(Excerpts from an interface dataset)
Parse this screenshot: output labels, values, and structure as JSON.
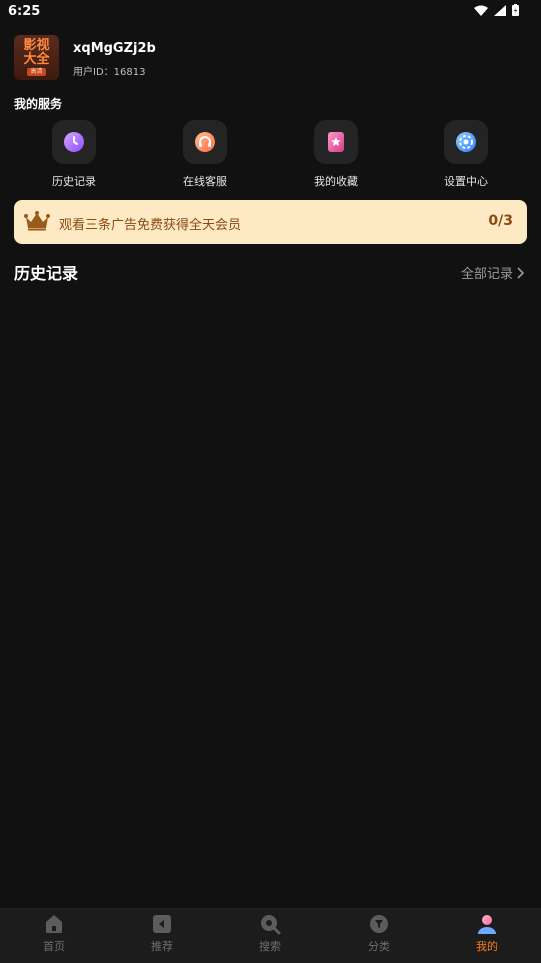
{
  "status": {
    "time": "6:25"
  },
  "profile": {
    "logo_line1": "影视",
    "logo_line2": "大全",
    "logo_sub": "高清",
    "username": "xqMgGZj2b",
    "user_id": "用户ID：16813"
  },
  "services": {
    "title": "我的服务",
    "items": [
      {
        "label": "历史记录",
        "icon": "clock-icon",
        "color": "#b57cff"
      },
      {
        "label": "在线客服",
        "icon": "headset-icon",
        "color": "#ff9a6a"
      },
      {
        "label": "我的收藏",
        "icon": "bookmark-star-icon",
        "color": "#ff5fa0"
      },
      {
        "label": "设置中心",
        "icon": "gear-icon",
        "color": "#4aa3ff"
      }
    ]
  },
  "banner": {
    "text": "观看三条广告免费获得全天会员",
    "count": "0/3",
    "icon": "crown-icon"
  },
  "history": {
    "title": "历史记录",
    "all_label": "全部记录"
  },
  "tabbar": {
    "items": [
      {
        "label": "首页",
        "icon": "home-icon"
      },
      {
        "label": "推荐",
        "icon": "play-square-icon"
      },
      {
        "label": "搜索",
        "icon": "search-icon"
      },
      {
        "label": "分类",
        "icon": "filter-icon"
      },
      {
        "label": "我的",
        "icon": "user-icon",
        "active": true
      }
    ]
  },
  "colors": {
    "accent": "#ff7a1a",
    "banner_bg": "#fde9c3",
    "banner_text": "#8a4a12"
  }
}
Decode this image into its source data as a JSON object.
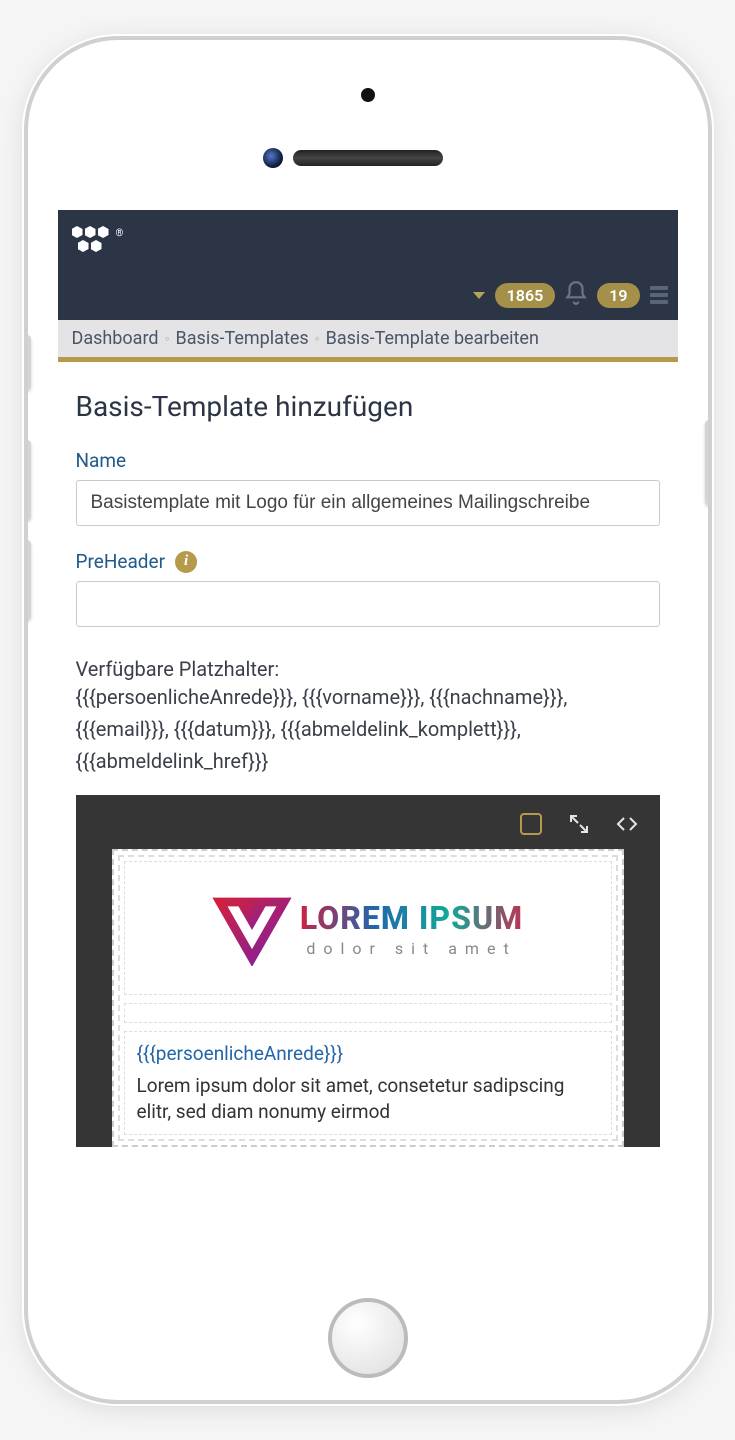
{
  "header": {
    "badge1": "1865",
    "badge2": "19"
  },
  "breadcrumb": {
    "items": [
      "Dashboard",
      "Basis-Templates",
      "Basis-Template bearbeiten"
    ]
  },
  "page": {
    "title": "Basis-Template hinzufügen"
  },
  "fields": {
    "name": {
      "label": "Name",
      "value": "Basistemplate mit Logo für ein allgemeines Mailingschreibe"
    },
    "preheader": {
      "label": "PreHeader",
      "value": ""
    }
  },
  "placeholders": {
    "label": "Verfügbare Platzhalter:",
    "list": "{{{persoenlicheAnrede}}}, {{{vorname}}}, {{{nachname}}}, {{{email}}}, {{{datum}}}, {{{abmeldelink_komplett}}}, {{{abmeldelink_href}}}"
  },
  "editor": {
    "logo": {
      "line1": "LOREM IPSUM",
      "line2": "dolor sit amet"
    },
    "content": {
      "placeholder": "{{{persoenlicheAnrede}}}",
      "body": "Lorem ipsum dolor sit amet, consetetur sadipscing elitr, sed diam nonumy eirmod"
    }
  }
}
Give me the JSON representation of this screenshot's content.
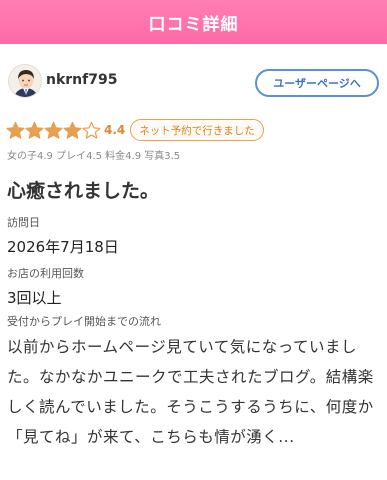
{
  "header": {
    "title": "口コミ詳細"
  },
  "user": {
    "name": "nkrnf795",
    "userpage_button": "ユーザーページへ"
  },
  "rating": {
    "stars_filled": 4,
    "stars_total": 5,
    "value": "4.4",
    "star_color": "#e8a050",
    "net_badge": "ネット予約で行きました"
  },
  "sub_ratings": "女の子4.9 プレイ4.5 料金4.9 写真3.5",
  "review": {
    "title": "心癒されました。",
    "visit_date_label": "訪問日",
    "visit_date": "2026年7月18日",
    "visit_count_label": "お店の利用回数",
    "visit_count": "3回以上",
    "flow_label": "受付からプレイ開始までの流れ",
    "body": "以前からホームページ見ていて気になっていました。なかなかユニークで工夫されたブログ。結構楽しく読んでいました。そうこうするうちに、何度か「見てね」が来て、こちらも情が湧く..."
  },
  "colors": {
    "header_pink": "#ff6aa6",
    "button_blue": "#5b8fd9",
    "badge_orange": "#e8a050"
  }
}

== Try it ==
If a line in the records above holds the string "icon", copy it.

== Reply to the task ==
        "icon": "clock-icon",
        "icon": "headset-icon",
        "icon": "bookmark-star-icon",
        "icon": "gear-icon",
    "icon": "crown-icon"
        "icon": "home-icon"
        "icon": "play-square-icon"
        "icon": "search-icon"
        "icon": "filter-icon"
        "icon": "user-icon",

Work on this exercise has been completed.